Enbridge given less than a year to meet NEB conditions on Northern Gateway

Must Read

Dawson Creek RCMP detachment experiencing phone system issues

DAWSON CREEK, B.C. - Dawson Creek RCMP are reporting an issue with their phone system at the detachment. According to...

Inland opens new Fort St. John Facility at existing location

FORT ST. JOHN, B.C. - Inland is announcing the completion of their new Fort St. John facility. According to Inland, ...

Northern Health Region sees 11 new cases of COVID-19 on Friday

VICTORIA, B.C. – 11 new cases of COVID-19 were confirmed on Friday, bringing the total in the Northern Health...

VANCOUVER, B.C. — The company which already operates in Canada and the United States, the longest crude oil and liquid hydrocarbons transportation system in the world, now has less than a year to meet the conditions of its’ National Energy Board approval of the Northern Gateway Pipeline.

However, Calgary-based Enbridge says it has a plan in place to meet its NEB commitments and timetables and is satisfied with its progress to date.

The Vancouver Sun reported during the weekend the company will have more to report in the ‘next several weeks’ on the NEB commitments and filing schedule.

- Advertisement -

Recall the board set 209 conditions for the $7.9 billion project to meet and among other things its approval expires if construction doesn’t begin before the end of this year.

In addition, six months prior to the start of construction, the company must have signed oil producer commitments, making up at least 60 percent of line capacity, to ship crude on the pipeline.

The Sun story says the Victoria based non-profit environmental activist group Dogwood Initiative — a leading project opponent — claims the company has failed to sign shipment agreements with producers.

It quotes Kai Nagata with the Dogwood Initiative as saying there are nineteen lawsuits against the project and the new federal government is drawing up legislation to ban oil tankers on the North Coast.  He adds, “No oil producer is going to stick its neck out and pay for shipping capacity on a pipeline that will never be built.”

Still, Enbridge has remained determined to move forward with the project despite the Trudeau government’s commitment last November to enact a loosely worded moratorium, on oil tanker traffic in northwest BC.
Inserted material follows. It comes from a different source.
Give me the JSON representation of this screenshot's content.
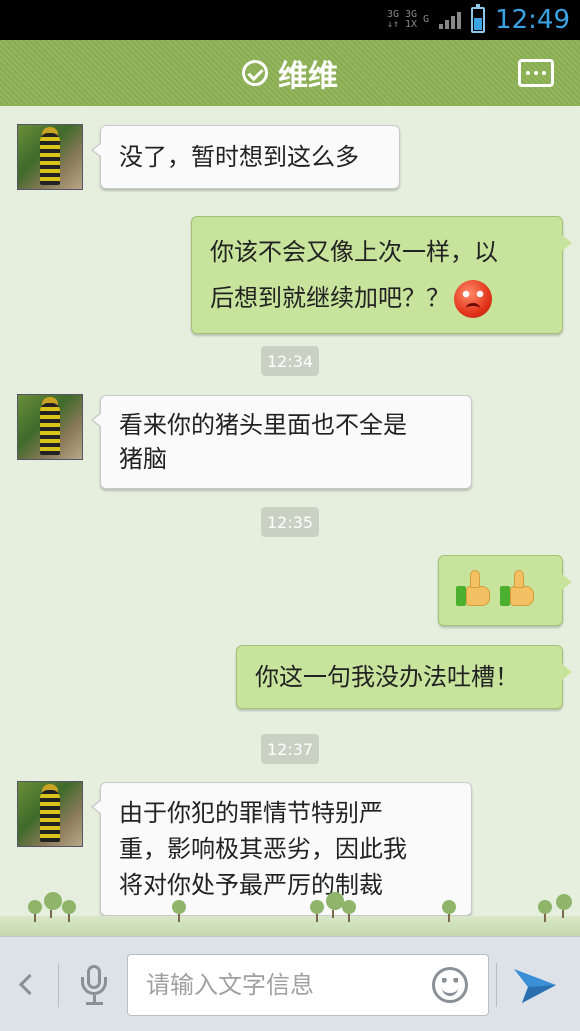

Although never put into law, it was first introduced in 1972, by the countries first Trudeau government, and it left open to political interpretation whether or not an oil tanker traffic ban actually exists on the BC north coast.

The 730 mile pipeline would run from Northeast of Edmonton to Kitimat, and would include terminals to load and unload oil and condensate tankers.

Advertisement


- Advertisement -

Community Interviews with Moose FM


Subscribe to our newsletter

Get the latest news delivered to your mailbox every morning.

More Articles Like This